On December 21, Congress passed a $900 billion COVID-19 relief bill that allocates roughly $284 billion for the Paycheck Protection Program (PPP), a continued initiative designed to provide a direct incentive for small businesses to keep their workers on payroll. Congress created the PPP at the beginning of the COVID-19 crisis and the loans expired on August 8, 2020. President Trump signed the new COVID-19 relief bill into law on December 27.

Small businesses with 300 employees or less – down from the original 500 employee maximum in the first round – may submit an application to the Small Business Administration (SBA) for a PPP loan. Loans are limited to $2 million per business.

The SBA will calculate loan amounts by taking average monthly payroll in 2019 and multiplying by 2.5. For instance, if average monthly payroll was $500,000, a small business could qualify for a $1,250,000 loan. A special calculation is available for restaurants and food businesses of 3.5 times monthly payroll. Small businesses must have already used or plan to use their original PPP funding. They may use the loan proceeds over a period of 24 weeks for payroll, rent, and mortgage expenses. The new bill adds new expenses to “qualifying expenses,” e.g., operating expenses and workplace protection costs related to COVID-19. [1]

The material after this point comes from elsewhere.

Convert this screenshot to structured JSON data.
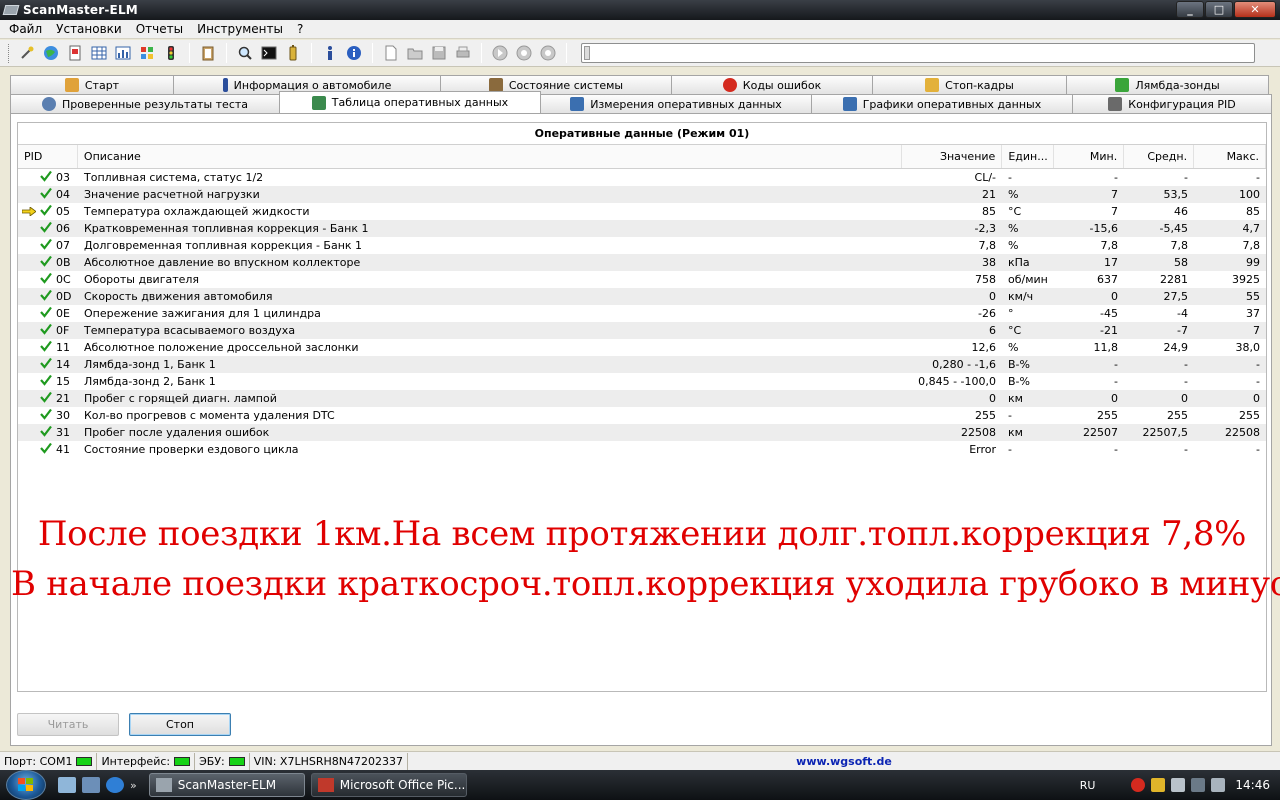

Small businesses must document that they experienced a 25 percent loss of revenue to qualify. This requirement is more stringent than the original PPP, which simply required the small business to represent that economic uncertainty made the PPP loan necessary. “Under the 25 [percent] loss-of-revenue test, small businesses must compare their 2020 quarterly revenue (aka,gross receipts) against their 1st, 2nd, and 3rd quarters of revenue in 2019.” The borrower must demonstrate a loss of revenue of “. . . 25 [percent] or more from at least one quarter of 2020 as compared to that same quarter in 2019.” [2]

The new round of loans are eligible for forgiveness under the 60 percent payroll rule. This rule requires that small businesses spend 60 percent or more of the loan on payroll costs.

In contrast to ambiguity regarding the original PPP loans, the new loans will not be taxable when forgiven. The Act amended Section 7A(i) of the Small Business Act to provide that no deduction shall be denied by reason of the exclusion of the PPP loan forgiveness from gross income. This overrides the IRS’s previous position in Notice 2020-32 which indicated that such expenses would be disallowed. The Act also makes clear that the amount of the loan forgiveness will be treated as tax-exempt by a partner or S corporation, thus increasing the partner’s or shareholder’s basis in the entity.

Finally, the new law provides a simplified loan forgiveness application for loans less than $150,000. The previous bill had authorized this application only for loans less than $50,000. The new legislation mandates the SBA to create a simplified PPP forgiveness application. “The simplified application must fit on one page and will include loan information as well as a certification from the business owner that the funds were used properly and are eligible for forgiveness but will not include calculations or other additional information.” [3]

[1] See Sorensen, Matt, “New Stimulus Bill Includes Second Round of PPP Loans for Small Business and Forgiveness Rule Changes Favorable to Borrowers,” Entrepreneur, December 22, 2020, <https://www.entrepreneur.com/article/362143>

[2] See Sorensen, Matt, “New Stimulus Bill Includes Second Round of PPP Loans for Small Business and Forgiveness Rule Changes Favorable to Borrowers,” Entrepreneur, December 22, 2020, <https://www.entrepreneur.com/article/362143>

[3] See Sorensen, Matt, “New Stimulus Bill Includes Second Round of PPP Loans for Small Business and Forgiveness Rule Changes Favorable to Borrowers,” Entrepreneur, December 22, 2020, <https://www.entrepreneur.com/article/362143>